== PROVIDED INFORMATION

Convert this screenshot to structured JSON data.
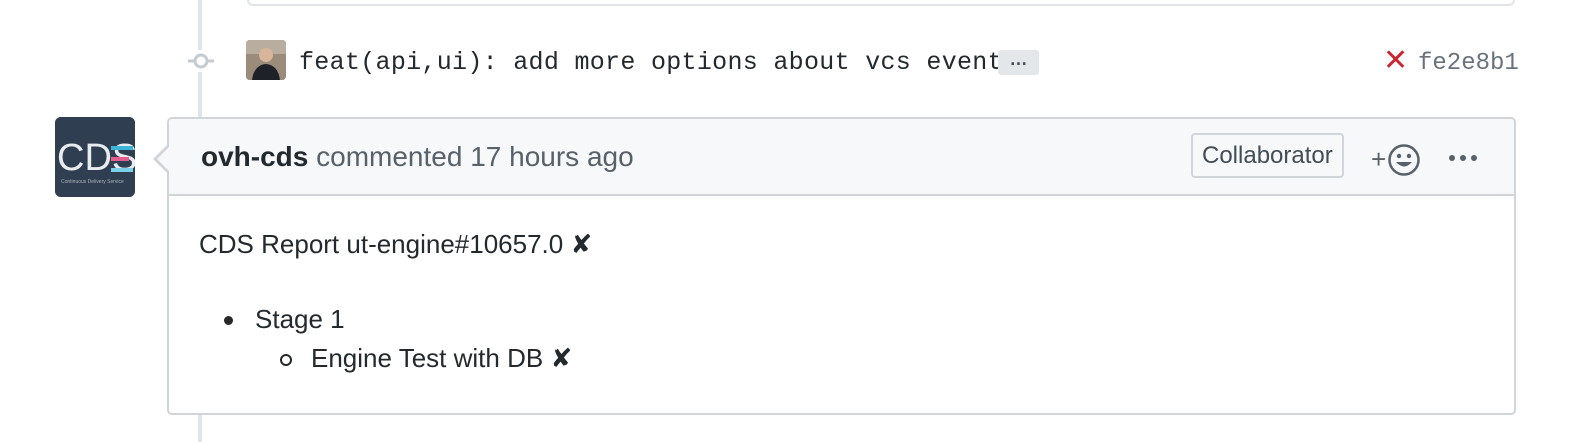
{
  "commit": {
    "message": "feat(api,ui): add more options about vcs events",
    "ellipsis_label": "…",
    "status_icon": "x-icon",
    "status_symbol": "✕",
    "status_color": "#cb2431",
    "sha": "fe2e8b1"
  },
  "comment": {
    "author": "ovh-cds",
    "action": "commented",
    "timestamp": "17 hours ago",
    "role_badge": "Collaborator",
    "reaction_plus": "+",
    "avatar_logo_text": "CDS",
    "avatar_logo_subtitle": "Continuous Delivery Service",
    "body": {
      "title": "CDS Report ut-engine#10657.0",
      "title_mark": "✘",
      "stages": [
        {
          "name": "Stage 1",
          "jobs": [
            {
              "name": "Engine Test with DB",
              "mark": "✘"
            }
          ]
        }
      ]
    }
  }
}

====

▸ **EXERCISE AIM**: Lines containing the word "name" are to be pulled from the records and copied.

▸ **YOUR RESPONSE**:
          "name": "Stage 1",
              "name": "Engine Test with DB",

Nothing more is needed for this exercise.